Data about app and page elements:
______

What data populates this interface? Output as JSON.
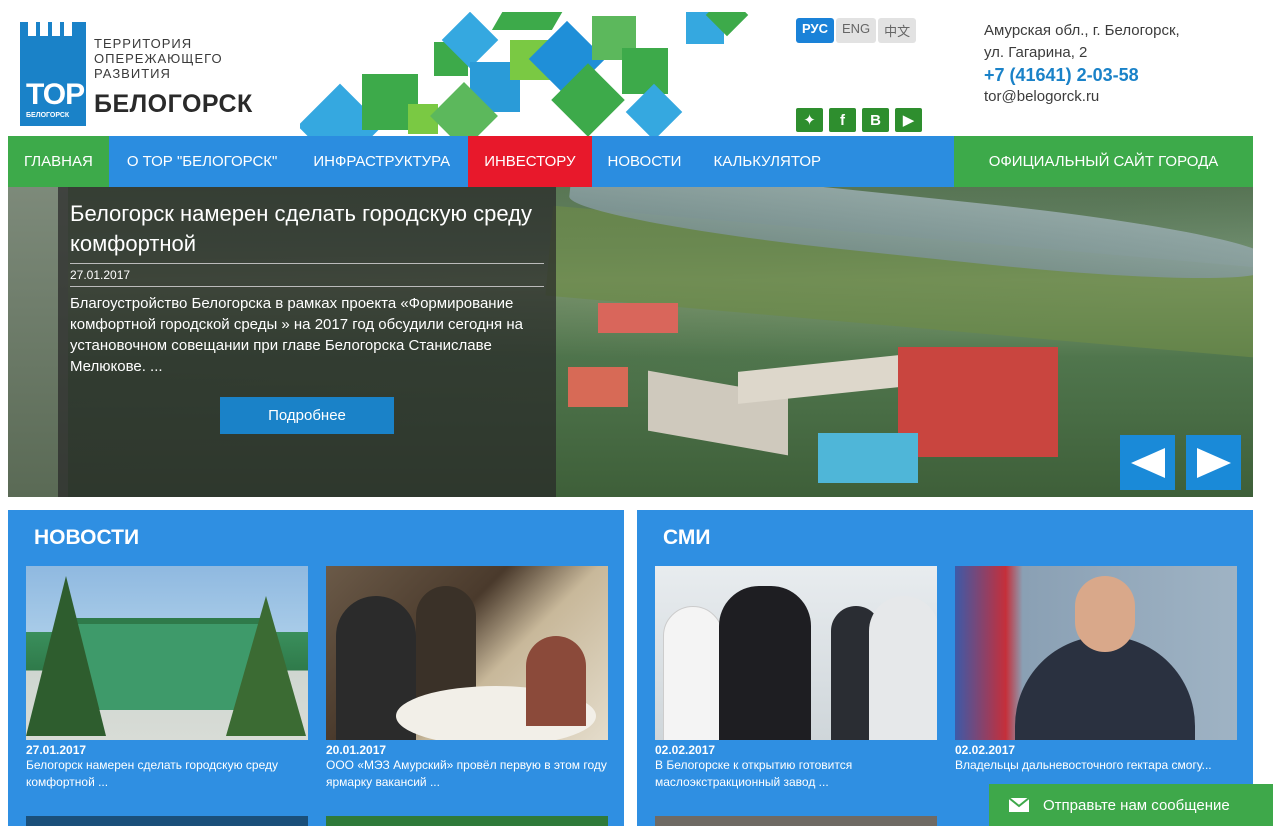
{
  "logo": {
    "bars_text": "TOP",
    "sub": "БЕЛОГОРСК",
    "line1": "ТЕРРИТОРИЯ",
    "line2": "ОПЕРЕЖАЮЩЕГО",
    "line3": "РАЗВИТИЯ",
    "city": "БЕЛОГОРСК"
  },
  "languages": [
    "РУС",
    "ENG",
    "中文"
  ],
  "active_language": "РУС",
  "social": [
    "evernote-icon",
    "facebook-icon",
    "vk-icon",
    "youtube-icon"
  ],
  "contacts": {
    "address1": "Амурская обл., г. Белогорск,",
    "address2": "ул. Гагарина, 2",
    "phone": "+7 (41641) 2-03-58",
    "email": "tor@belogorck.ru"
  },
  "nav": {
    "items": [
      {
        "label": "ГЛАВНАЯ",
        "style": "green"
      },
      {
        "label": "О ТОР \"БЕЛОГОРСК\"",
        "style": "blue"
      },
      {
        "label": "ИНФРАСТРУКТУРА",
        "style": "blue"
      },
      {
        "label": "ИНВЕСТОРУ",
        "style": "red"
      },
      {
        "label": "НОВОСТИ",
        "style": "blue"
      },
      {
        "label": "КАЛЬКУЛЯТОР",
        "style": "blue"
      }
    ],
    "city_site": "ОФИЦИАЛЬНЫЙ САЙТ ГОРОДА"
  },
  "slider": {
    "title": "Белогорск намерен сделать городскую среду комфортной",
    "date": "27.01.2017",
    "text": "Благоустройство Белогорска в рамках проекта «Формирование комфортной городской среды » на 2017 год обсудили сегодня на установочном совещании при главе Белогорска Станиславе Мелюкове. ...",
    "button": "Подробнее"
  },
  "news": {
    "title": "НОВОСТИ",
    "items": [
      {
        "date": "27.01.2017",
        "text": "Белогорск намерен сделать городскую среду комфортной ..."
      },
      {
        "date": "20.01.2017",
        "text": "ООО «МЭЗ Амурский» провёл первую в этом году ярмарку вакансий ..."
      }
    ]
  },
  "smi": {
    "title": "СМИ",
    "items": [
      {
        "date": "02.02.2017",
        "text": "В Белогорске к открытию готовится маслоэкстракционный завод ..."
      },
      {
        "date": "02.02.2017",
        "text": "Владельцы дальневосточного гектара смогу..."
      }
    ]
  },
  "message_bar": "Отправьте нам сообщение",
  "colors": {
    "blue": "#2b8de0",
    "green": "#3daa4a",
    "red": "#e8182b",
    "dark_blue": "#1a82c8"
  }
}
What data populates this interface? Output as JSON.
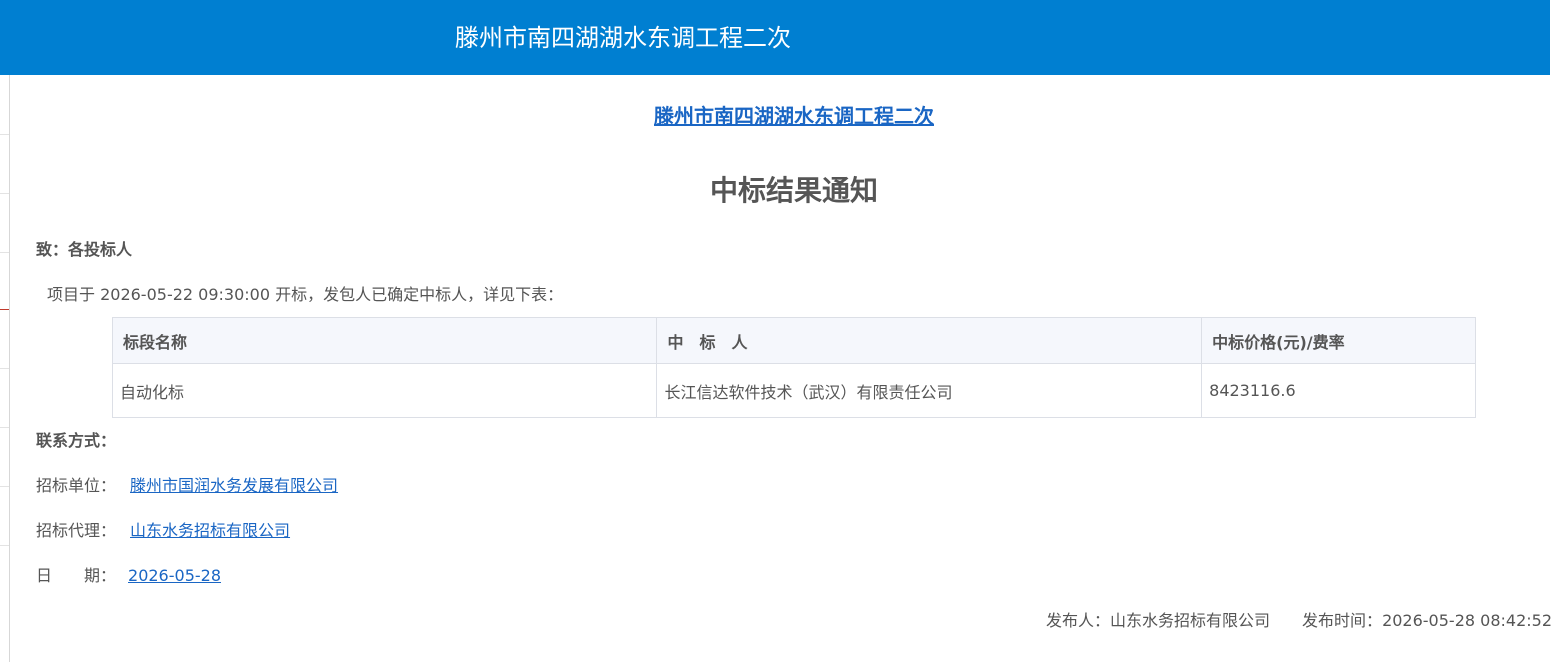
{
  "header": {
    "title": "滕州市南四湖湖水东调工程二次"
  },
  "notice": {
    "project_link": "滕州市南四湖湖水东调工程二次",
    "title": "中标结果通知",
    "to": "致：各投标人",
    "intro": "项目于 2026-05-22 09:30:00 开标，发包人已确定中标人，详见下表："
  },
  "table": {
    "headers": [
      "标段名称",
      "中　标　人",
      "中标价格(元)/费率"
    ],
    "rows": [
      [
        "自动化标",
        "长江信达软件技术（武汉）有限责任公司",
        "8423116.6"
      ]
    ]
  },
  "contact": {
    "heading": "联系方式：",
    "owner_label": "招标单位：",
    "owner_value": "滕州市国润水务发展有限公司",
    "agent_label": "招标代理：",
    "agent_value": "山东水务招标有限公司",
    "date_label": "日　　期：",
    "date_value": "2026-05-28"
  },
  "footer": {
    "publisher_label": "发布人：",
    "publisher_value": "山东水务招标有限公司",
    "time_label": "发布时间：",
    "time_value": "2026-05-28 08:42:52"
  },
  "colors": {
    "header_bg": "#007fd1",
    "link": "#1a66c4",
    "text": "#555555",
    "table_header_bg": "#f5f7fc",
    "table_border": "#dcdfe6"
  }
}
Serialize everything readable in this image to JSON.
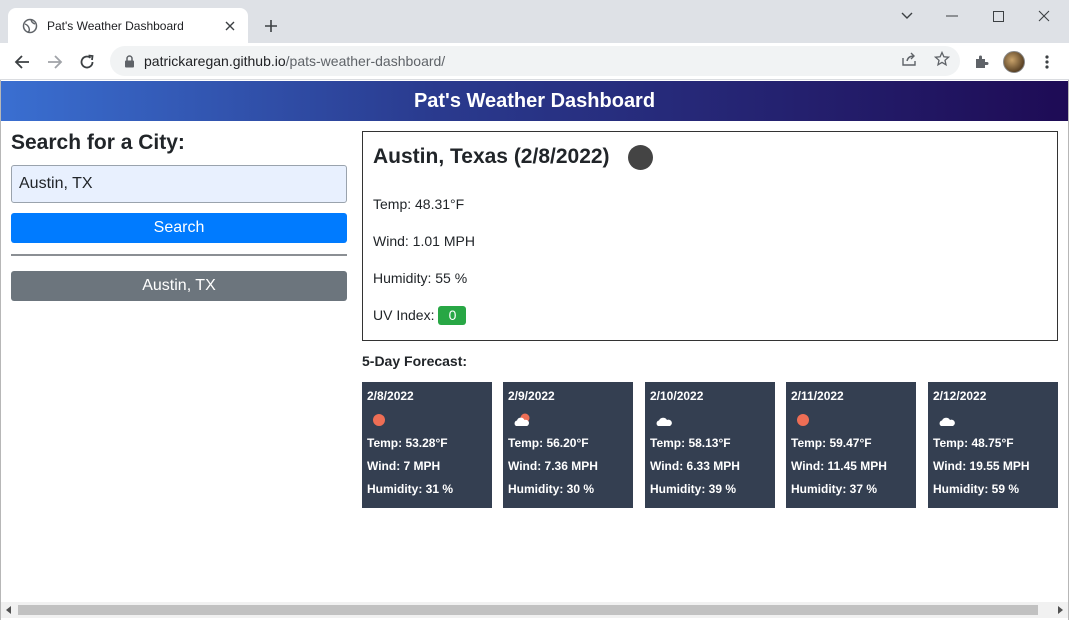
{
  "browser": {
    "tab_title": "Pat's Weather Dashboard",
    "url_host": "patrickaregan.github.io",
    "url_path": "/pats-weather-dashboard/"
  },
  "header": {
    "title": "Pat's Weather Dashboard"
  },
  "search": {
    "heading": "Search for a City:",
    "input_value": "Austin, TX",
    "button_label": "Search",
    "history": [
      "Austin, TX"
    ]
  },
  "current": {
    "title": "Austin, Texas (2/8/2022)",
    "temp": "Temp: 48.31°F",
    "wind": "Wind: 1.01 MPH",
    "humidity": "Humidity: 55 %",
    "uv_label": "UV Index:",
    "uv_value": "0",
    "uv_color": "#28a745"
  },
  "forecast": {
    "title": "5-Day Forecast:",
    "days": [
      {
        "date": "2/8/2022",
        "icon": "sun-icon",
        "temp": "Temp: 53.28°F",
        "wind": "Wind: 7 MPH",
        "humidity": "Humidity: 31 %"
      },
      {
        "date": "2/9/2022",
        "icon": "partly-cloudy-icon",
        "temp": "Temp: 56.20°F",
        "wind": "Wind: 7.36 MPH",
        "humidity": "Humidity: 30 %"
      },
      {
        "date": "2/10/2022",
        "icon": "cloud-icon",
        "temp": "Temp: 58.13°F",
        "wind": "Wind: 6.33 MPH",
        "humidity": "Humidity: 39 %"
      },
      {
        "date": "2/11/2022",
        "icon": "sun-icon",
        "temp": "Temp: 59.47°F",
        "wind": "Wind: 11.45 MPH",
        "humidity": "Humidity: 37 %"
      },
      {
        "date": "2/12/2022",
        "icon": "cloud-icon",
        "temp": "Temp: 48.75°F",
        "wind": "Wind: 19.55 MPH",
        "humidity": "Humidity: 59 %"
      }
    ]
  },
  "colors": {
    "search_button": "#007bff",
    "history_button": "#6c757d",
    "forecast_card": "#343f51",
    "sun": "#ee6e55"
  }
}
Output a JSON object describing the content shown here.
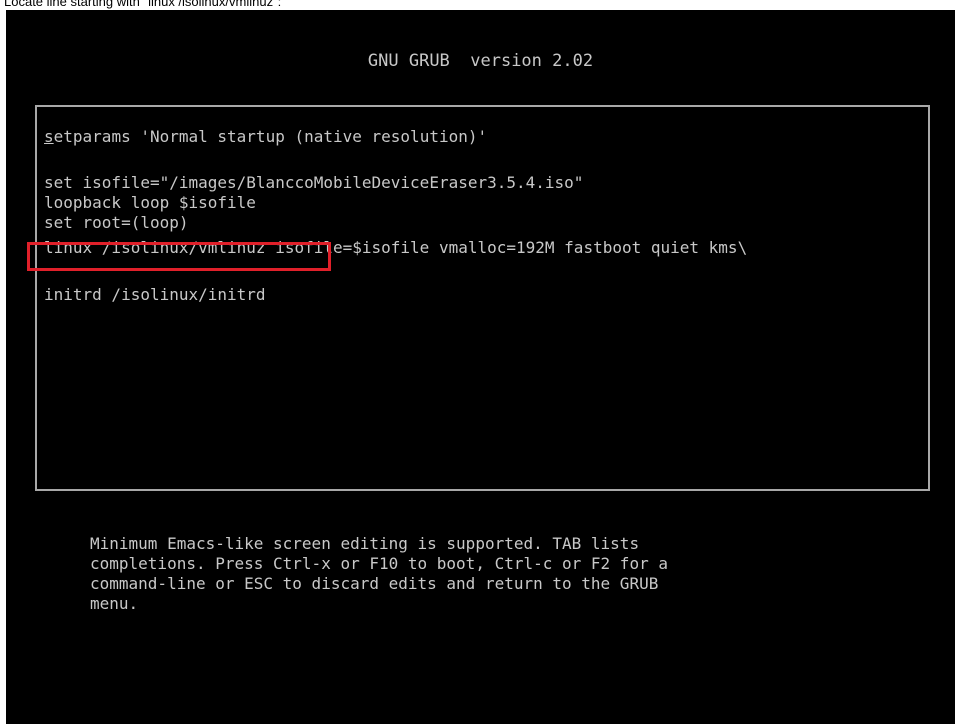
{
  "caption": "Locate line starting with \"linux /isolinux/vmlinuz\":",
  "grub": {
    "header": "GNU GRUB  version 2.02",
    "editor": {
      "lines": [
        {
          "cursor_char": "s",
          "rest": "etparams 'Normal startup (native resolution)'"
        },
        {
          "text": "set isofile=\"/images/BlanccoMobileDeviceEraser3.5.4.iso\""
        },
        {
          "text": "loopback loop $isofile"
        },
        {
          "text": "set root=(loop)"
        },
        {
          "text": "linux /isolinux/vmlinuz isofile=$isofile vmalloc=192M fastboot quiet kms\\"
        },
        {
          "text": "initrd /isolinux/initrd"
        }
      ]
    },
    "help": "Minimum Emacs-like screen editing is supported. TAB lists\ncompletions. Press Ctrl-x or F10 to boot, Ctrl-c or F2 for a\ncommand-line or ESC to discard edits and return to the GRUB\nmenu."
  },
  "colors": {
    "screen_bg": "#000000",
    "text": "#c8c8c8",
    "border": "#a8a8a8",
    "highlight": "#e0202a"
  }
}
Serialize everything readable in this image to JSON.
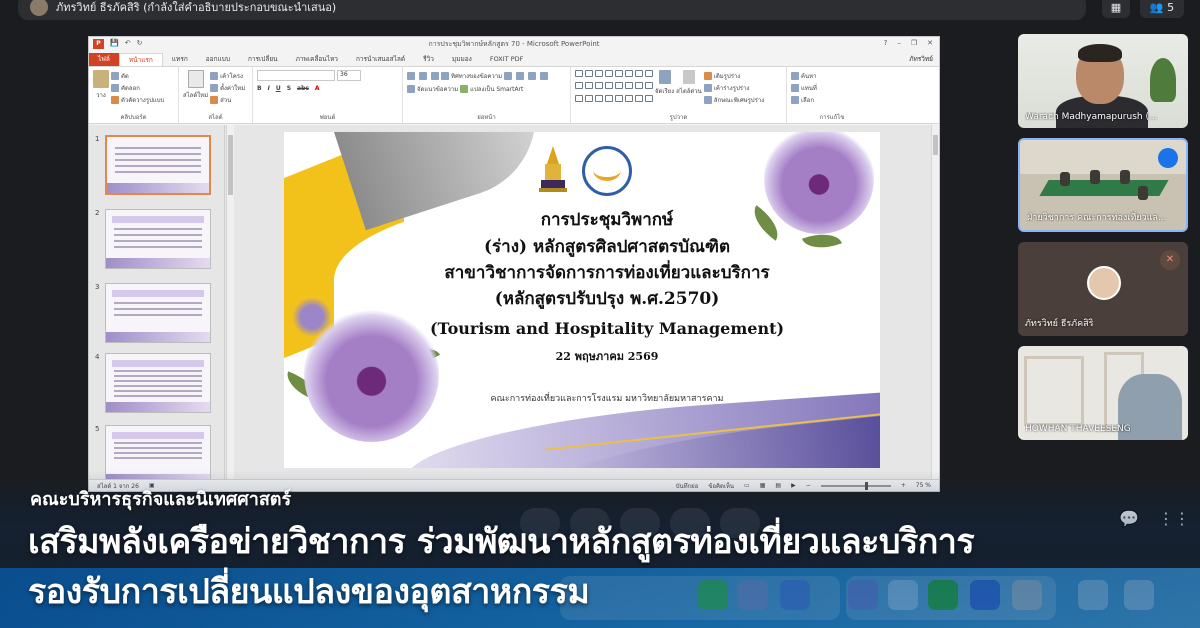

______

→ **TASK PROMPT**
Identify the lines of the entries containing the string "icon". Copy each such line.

→ **ANSWER FOR THIS EXERCISE**
    "evernote-icon",
    "facebook-icon",
    "vk-icon",
    "youtube-icon"
        "icon": "sun-icon",
        "icon": "partly-cloudy-icon",
        "icon": "cloud-icon",
        "icon": "sun-icon",
        "icon": "cloud-icon",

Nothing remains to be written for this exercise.